KFAR TAPUACH, West Bank (JTA) — Put simply, President Donald Trump’s “deal of the century” is bad news for Israel.
In a historic event last week, Trump revealed his vision for solving the Israeli-Palestinian conflict, which he says has been one of the most difficult and complex problems to solve. He claims that his plan offers “the most detailed proposal ever put forward by far,” and that it’s a “‘win-win’ opportunity for both sides.”
As a Jewish Israeli who has lived in the heart of the Shomron area of the West Bank for the past 30 years, as a local activist and community leader, I am sad to say that the above statements are questionable from almost any conceivable angle.
For Israelis who have supported and built Israeli towns or settlements here, this plan is dreadful and the results may be disastrous. In many ways it puts us back 30 years.

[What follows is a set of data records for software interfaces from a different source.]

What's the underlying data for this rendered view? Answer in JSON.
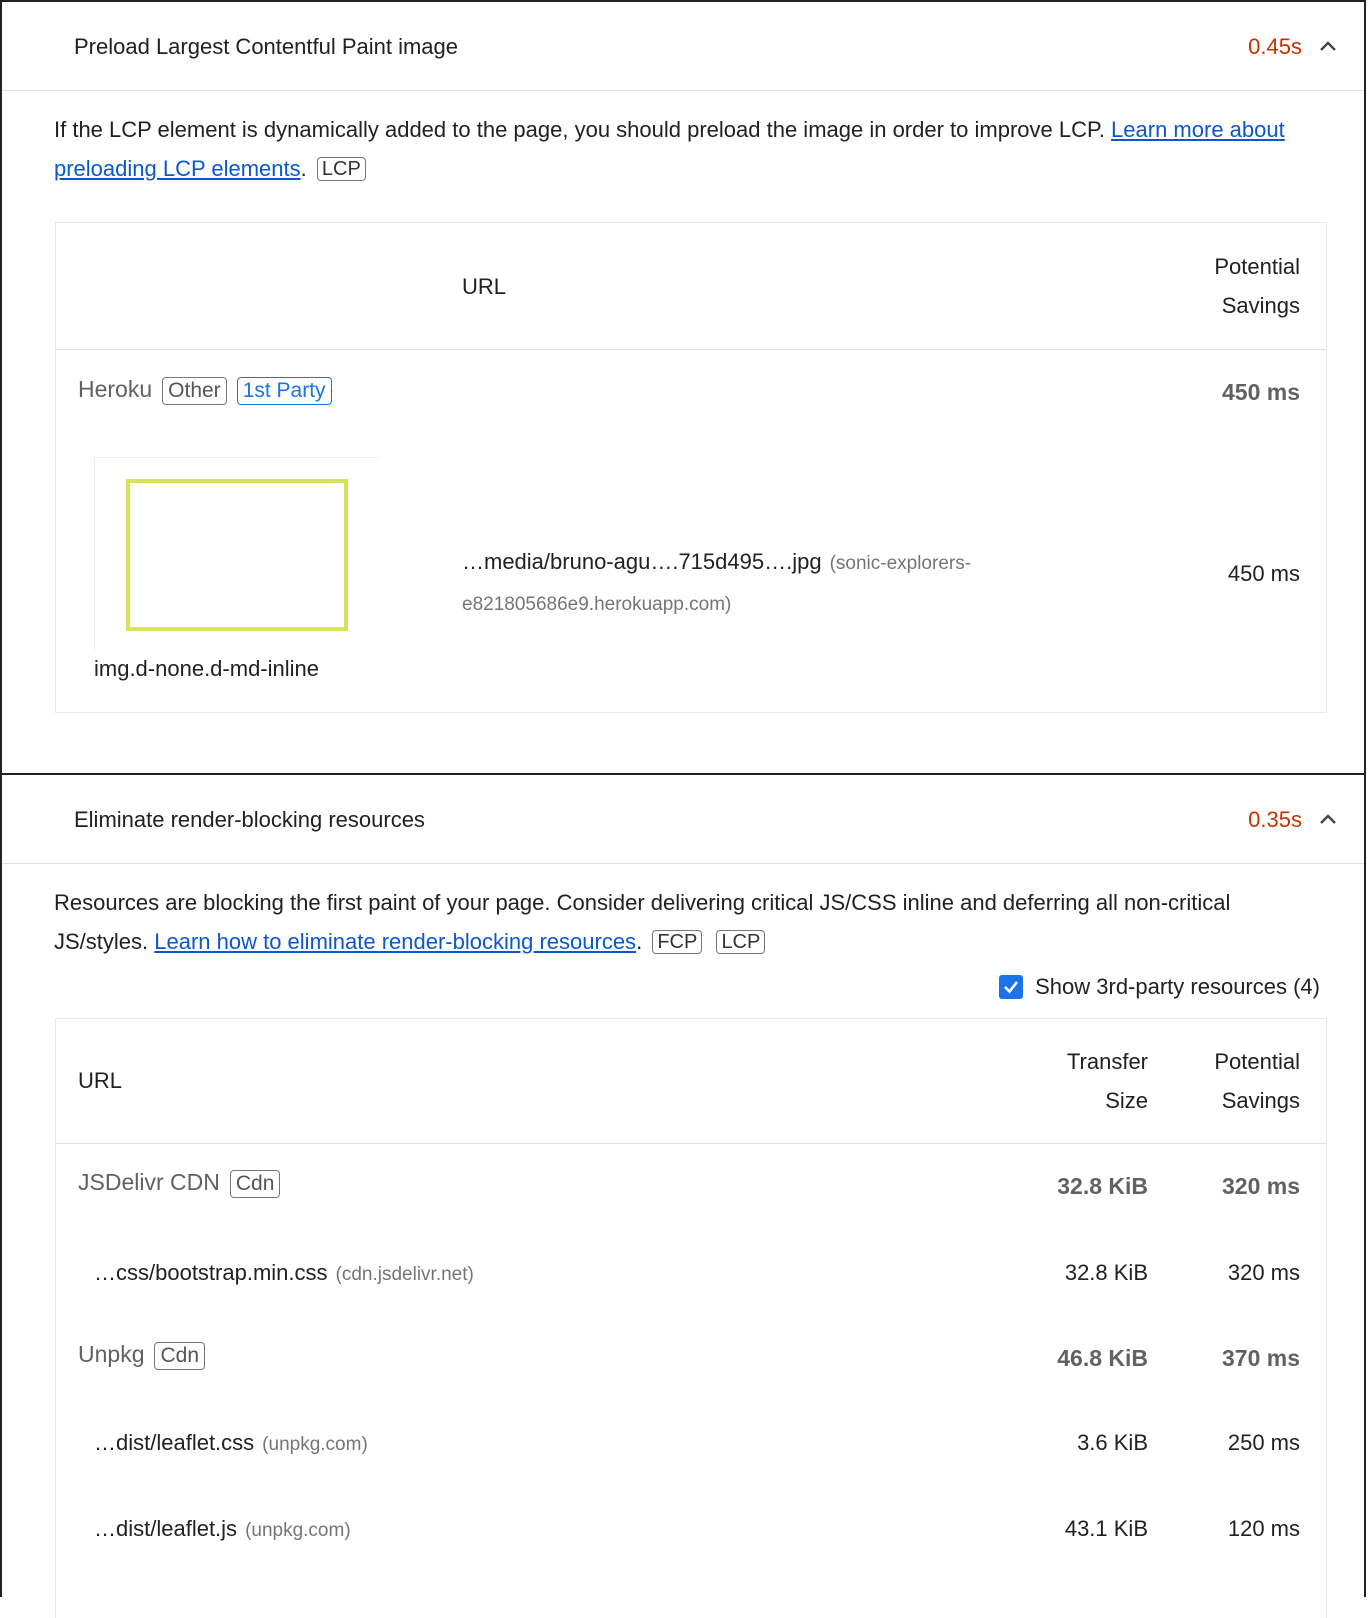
{
  "audit_lcp": {
    "title": "Preload Largest Contentful Paint image",
    "score": "0.45s",
    "desc_text": "If the LCP element is dynamically added to the page, you should preload the image in order to improve LCP. ",
    "desc_link": "Learn more about preloading LCP elements",
    "desc_period": ".",
    "tags": [
      "LCP"
    ],
    "table": {
      "headers": {
        "url": "URL",
        "savings_1": "Potential",
        "savings_2": "Savings"
      },
      "group": {
        "name": "Heroku",
        "badge_type": "Other",
        "badge_party": "1st Party",
        "savings": "450 ms"
      },
      "item": {
        "url": "…media/bruno-agu….715d495….jpg",
        "host_1": "(sonic-explorers-",
        "host_2": "e821805686e9.herokuapp.com)",
        "savings": "450 ms",
        "selector": "img.d-none.d-md-inline"
      }
    }
  },
  "audit_render": {
    "title": "Eliminate render-blocking resources",
    "score": "0.35s",
    "desc_text_1": "Resources are blocking the first paint of your page. Consider delivering critical JS/CSS inline and deferring all non-critical JS/styles. ",
    "desc_link": "Learn how to eliminate render-blocking resources",
    "desc_period": ".",
    "tags": [
      "FCP",
      "LCP"
    ],
    "third_party_label": "Show 3rd-party resources (4)",
    "table": {
      "headers": {
        "url": "URL",
        "size_1": "Transfer",
        "size_2": "Size",
        "savings_1": "Potential",
        "savings_2": "Savings"
      },
      "groups": [
        {
          "name": "JSDelivr CDN",
          "badge": "Cdn",
          "size": "32.8 KiB",
          "savings": "320 ms",
          "items": [
            {
              "url": "…css/bootstrap.min.css",
              "host": "(cdn.jsdelivr.net)",
              "size": "32.8 KiB",
              "savings": "320 ms"
            }
          ]
        },
        {
          "name": "Unpkg",
          "badge": "Cdn",
          "size": "46.8 KiB",
          "savings": "370 ms",
          "items": [
            {
              "url": "…dist/leaflet.css",
              "host": "(unpkg.com)",
              "size": "3.6 KiB",
              "savings": "250 ms"
            },
            {
              "url": "…dist/leaflet.js",
              "host": "(unpkg.com)",
              "size": "43.1 KiB",
              "savings": "120 ms"
            }
          ]
        }
      ]
    }
  },
  "colors": {
    "score_red": "#c33300",
    "link_blue": "#0b57d0",
    "checkbox_blue": "#1a73e8",
    "lcp_box": "#d6e35a"
  }
}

This cannot be accepted.
Although claimed to be original and full of creativity, similar plans have been proposed by the left since Israel regained possession of the West Bank in 1967. Maps envisioned by Israeli Labor party leaders from Yigal Allon through Yitzhak Rabin were almost identical to the one presented by Trump’s team last week.
These plans suggested that the highly Arab-populated mountain ridge from Jenin to the hills of Hebron would be given to the Arabs and the Jordan Valley would remain under Israel’s control. Parts of the lower lying areas on the western side, which are less populated by Arabs and closer to the Israeli population centers along the Mediterranean, would also become part of Israel.

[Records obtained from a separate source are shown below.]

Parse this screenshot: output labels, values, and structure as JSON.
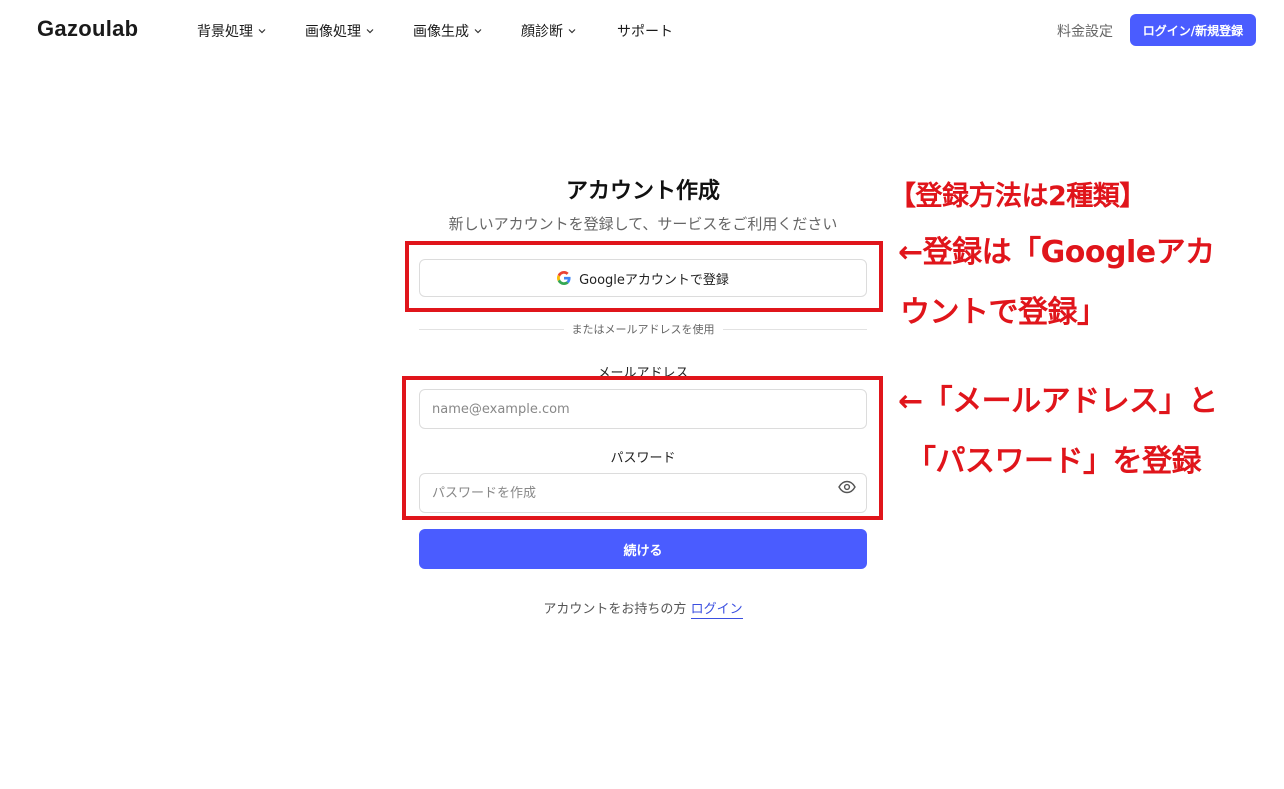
{
  "header": {
    "logo": "Gazoulab",
    "nav": [
      {
        "label": "背景処理"
      },
      {
        "label": "画像処理"
      },
      {
        "label": "画像生成"
      },
      {
        "label": "顔診断"
      },
      {
        "label": "サポート"
      }
    ],
    "pricing": "料金設定",
    "login_button": "ログイン/新規登録"
  },
  "form": {
    "title": "アカウント作成",
    "subtitle": "新しいアカウントを登録して、サービスをご利用ください",
    "google_button": "Googleアカウントで登録",
    "divider": "またはメールアドレスを使用",
    "email_label": "メールアドレス",
    "email_placeholder": "name@example.com",
    "email_value": "",
    "password_label": "パスワード",
    "password_placeholder": "パスワードを作成",
    "password_value": "",
    "continue_button": "続ける",
    "footer_text": "アカウントをお持ちの方",
    "footer_link": "ログイン"
  },
  "annotations": {
    "heading": "【登録方法は2種類】",
    "google_line1": "←登録は「Googleアカ",
    "google_line2": "ウントで登録」",
    "email_line1": "←「メールアドレス」と",
    "email_line2": "「パスワード」を登録"
  },
  "colors": {
    "accent": "#4a5cff",
    "annotation": "#e0151b"
  }
}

President Trump says that in his plan, no Israelis or Palestinians will be forced to leave their homes. However, it also lists 15 Israeli towns that would become isolated enclaves deep within the proposed Palestinian state. These towns would be under siege by the Palestinian Authority and would almost certainly be placed under a building freeze. In effect, towns that are not allowed to grow will slowly dry up.

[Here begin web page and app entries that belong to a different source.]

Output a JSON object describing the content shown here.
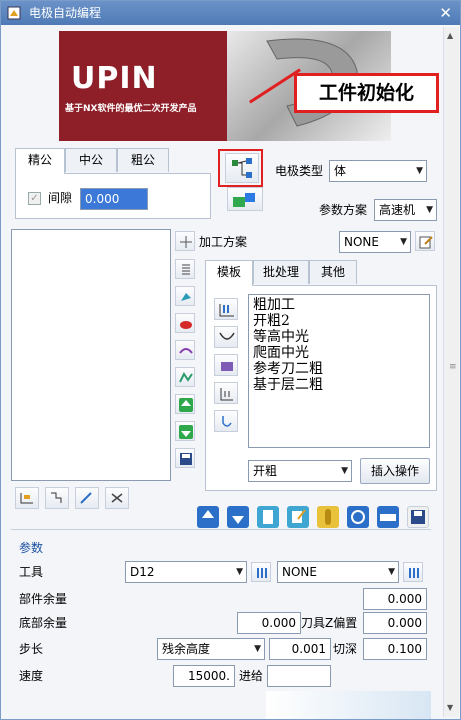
{
  "window": {
    "title": "电极自动编程",
    "close": "✕"
  },
  "banner": {
    "logo": "UPIN",
    "slogan": "基于NX软件的最优二次开发产品"
  },
  "callout": {
    "text": "工件初始化"
  },
  "left_tabs": [
    {
      "label": "精公"
    },
    {
      "label": "中公"
    },
    {
      "label": "粗公"
    }
  ],
  "gap": {
    "label": "间隙",
    "value": "0.000",
    "checked": true
  },
  "electrode_type": {
    "label": "电极类型",
    "value": "体"
  },
  "param_scheme": {
    "label": "参数方案",
    "value": "高速机"
  },
  "machining_scheme": {
    "label": "加工方案",
    "value": "NONE"
  },
  "right_tabs": [
    {
      "label": "模板"
    },
    {
      "label": "批处理"
    },
    {
      "label": "其他"
    }
  ],
  "templates": [
    "粗加工",
    "开粗2",
    "等高中光",
    "爬面中光",
    "参考刀二粗",
    "基于层二粗"
  ],
  "op_select": {
    "value": "开粗"
  },
  "insert_button": {
    "label": "插入操作"
  },
  "params": {
    "title": "参数",
    "tool": {
      "label": "工具",
      "value": "D12",
      "second_value": "NONE"
    },
    "part_stock": {
      "label": "部件余量",
      "value": "0.000"
    },
    "floor_stock": {
      "label": "底部余量",
      "value": "0.000"
    },
    "tool_z_offset": {
      "label": "刀具Z偏置",
      "value": "0.000"
    },
    "stepover": {
      "label": "步长",
      "mode": "残余高度",
      "value": "0.001"
    },
    "cut_depth": {
      "label": "切深",
      "value": "0.100"
    },
    "speed": {
      "label": "速度",
      "value": "15000."
    },
    "feed": {
      "label": "进给",
      "value": ""
    }
  },
  "colors": {
    "accent": "#1a4fa0",
    "highlight": "#e02020",
    "banner": "#8e1f28"
  }
}
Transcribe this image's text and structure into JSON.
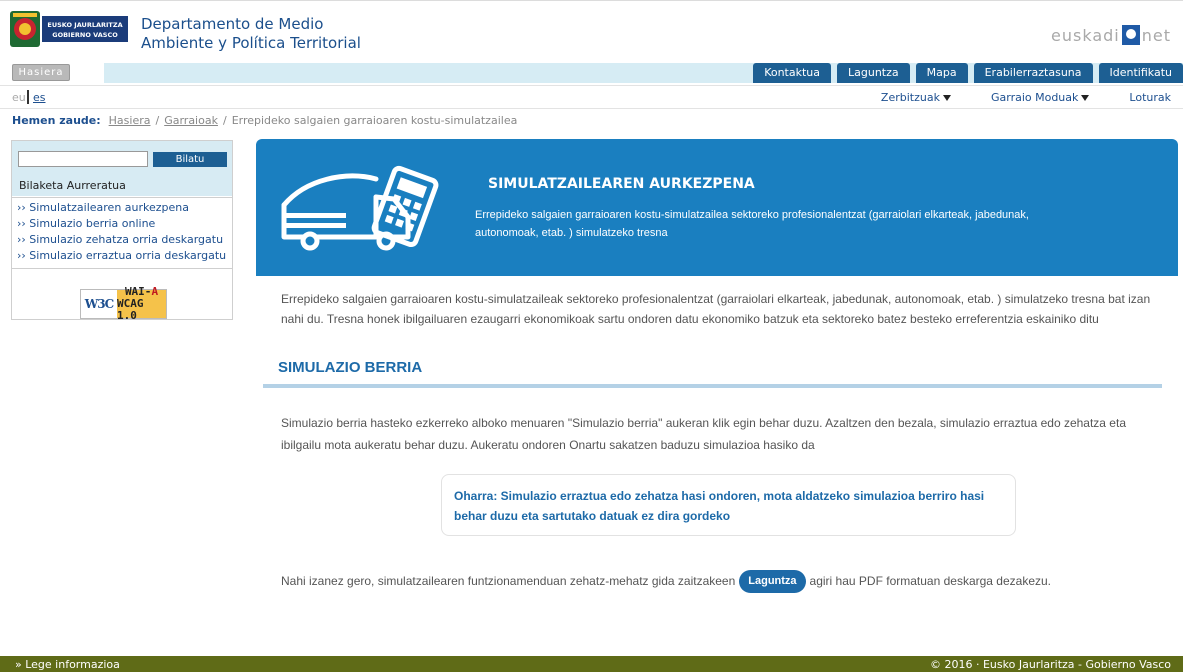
{
  "header": {
    "logo_line1": "EUSKO JAURLARITZA",
    "logo_line2": "GOBIERNO VASCO",
    "dept_title_line1": "Departamento de Medio",
    "dept_title_line2": "Ambiente y Política Territorial",
    "brand_left": "euskadi",
    "brand_right": "net"
  },
  "topbar": {
    "home_label": "Hasiera",
    "tabs": [
      "Kontaktua",
      "Laguntza",
      "Mapa",
      "Erabilerraztasuna",
      "Identifikatu"
    ]
  },
  "lang": {
    "eu": "eu",
    "es": "es"
  },
  "menu2": {
    "services": "Zerbitzuak",
    "transport_modes": "Garraio Moduak",
    "links": "Loturak"
  },
  "breadcrumb": {
    "label": "Hemen zaude:",
    "items": [
      "Hasiera",
      "Garraioak"
    ],
    "current": "Errepideko salgaien garraioaren kostu-simulatzailea",
    "separator": "/"
  },
  "sidebar": {
    "search_placeholder": "",
    "search_button": "Bilatu",
    "advanced_search": "Bilaketa Aurreratua",
    "links": [
      "›› Simulatzailearen aurkezpena",
      "›› Simulazio berria online",
      "›› Simulazio zehatza orria deskargatu",
      "›› Simulazio erraztua orria deskargatu"
    ],
    "badge_w3c": "W3C",
    "badge_wai": "WAI-",
    "badge_a": "A",
    "badge_wcag": "WCAG 1.0"
  },
  "banner": {
    "title": "SIMULATZAILEAREN AURKEZPENA",
    "description": "Errepideko salgaien garraioaren kostu-simulatzailea sektoreko profesionalentzat (garraiolari elkarteak, jabedunak, autonomoak, etab. ) simulatzeko tresna",
    "icon": "truck-calculator-icon"
  },
  "content": {
    "intro": "Errepideko salgaien garraioaren kostu-simulatzaileak sektoreko profesionalentzat (garraiolari elkarteak, jabedunak, autonomoak, etab. ) simulatzeko tresna bat izan nahi du. Tresna honek ibilgailuaren ezaugarri ekonomikoak sartu ondoren datu ekonomiko batzuk eta sektoreko batez besteko erreferentzia eskainiko ditu",
    "section_title": "SIMULAZIO BERRIA",
    "para1": "Simulazio berria hasteko ezkerreko alboko menuaren \"Simulazio berria\" aukeran klik egin behar duzu. Azaltzen den bezala, simulazio erraztua edo zehatza eta ibilgailu mota aukeratu behar duzu. Aukeratu ondoren Onartu sakatzen baduzu simulazioa hasiko da",
    "note": "Oharra: Simulazio erraztua edo zehatza hasi ondoren, mota aldatzeko simulazioa berriro hasi behar duzu eta sartutako datuak ez dira gordeko",
    "para2_before": "Nahi izanez gero, simulatzailearen funtzionamenduan zehatz-mehatz gida zaitzakeen",
    "help_button": "Laguntza",
    "para2_after": "agiri hau PDF formatuan deskarga dezakezu."
  },
  "footer": {
    "legal": "» Lege informazioa",
    "copyright": "© 2016 · Eusko Jaurlaritza - Gobierno Vasco"
  },
  "colors": {
    "primary_blue": "#1d5f93",
    "banner_blue": "#1a7fc0",
    "footer_olive": "#5f6b17",
    "light_blue_bg": "#d6ecf4"
  }
}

Their residents won’t be forced to leave by law, but when forced to live in detached islands within a hostile Palestinian Authority, chances are that many would leave on their own.
Today, Israelis are not even allowed to drive through the Palestinian Area controlled Area A, because doing so is life threatening. Placing a small Israeli town deep in a Palestinian domain is simply a death warrant for both the individuals living in these communities and for the communities themselves.
Some mistakenly take some consolation in the thought that the plan lists only 15 small towns to be isolated and cut off from Israel. A closer look at the Trump map reveals that another 40 larger Israeli towns, including my own, share a very similar fate. They will find themselves like isolated outposts connected to the rest of Israel by very narrow corridors, surrounded by Palestinian controlled space.
Towns like Kiryat Arba and Hebron that are now about a one hour drive south of Jerusalem will, in the vision of “the deal of the century,” only be accessible via a narrow artery north of Be’er Sheva, which will likely take about two and a half hours to reach from Jerusalem.
It is sad and frustrating to hear voices of joy from friends of Israel who misread this deal as some kind of gift to Israel. Many of them who are aware of the horrible details of the plan write off their concerns, trusting that the Palestinians will never agree to the terms. So, they say, there is nothing to worry about. The Palestinians never miss an opportunity to miss an opportunity.
Well, what if they don’t pass up this opportunity? Then we are in a real fix, aren’t we?
If the art of the deal is calling the other side’s bluff, so far, Trump has succeeded in calling both sides’ bluffs. The Palestinians, true to their traditional behaviors, are rejecting the proposal in spite of it being the best deal they could ever get. On the other hand, Netanyahu’s endorsement of the deal traps Israel into the very worst of terms that will forever be the starting point for any future arrangements or negotiations.
It should be no surprise, then, that Jared Kushner proudly told Egyptian TV that the Trump administration is the only U.S. administration that has succeeded in convincing the Israelis to concede land to the Palestinians.
Some still argue that President Trump’s announcement was a historic recognition of the connection of the Jewish people to Judea and Samaria and a sign that he accepts Israeli towns here as legitimate, rather than “illegal” settlements or obstacles to peace. This recognition follows decades in which countries, including the United States, have declared that Israelis should not be allowed to live in these areas, denying the indigenous rights of the Jewish people to our historical homeland.
I can understand the feelings of relief on the part of my brothers and sisters who have felt for years that they were treated like criminals for their passion to return and rebuild our ancestral lands, years of being told that they were to blame for the lack of peace in the Middle East — and even in the entire world. By contrast, it is refreshing to hear the president of the United States recognize the ancient connection of the Jews to this land.
But we cannot ignore the maps and detailed plans behind the words that, in effect, decree a building freeze and a slow death to some 60 Israeli towns in the heart of Judea and Samaria.
My great concern is that after this plan has been embraced by leaders like Netanyahu and Trump, only a miraculous messianic event could reverse the process of losing these precious communities my people have lived and died to establish. I am having a hard time imagining — and think it unwise to depend upon — the likes of Mahmoud Abbas riding in on a white donkey waving the flag of refusal, thereby saving the day for the Jews.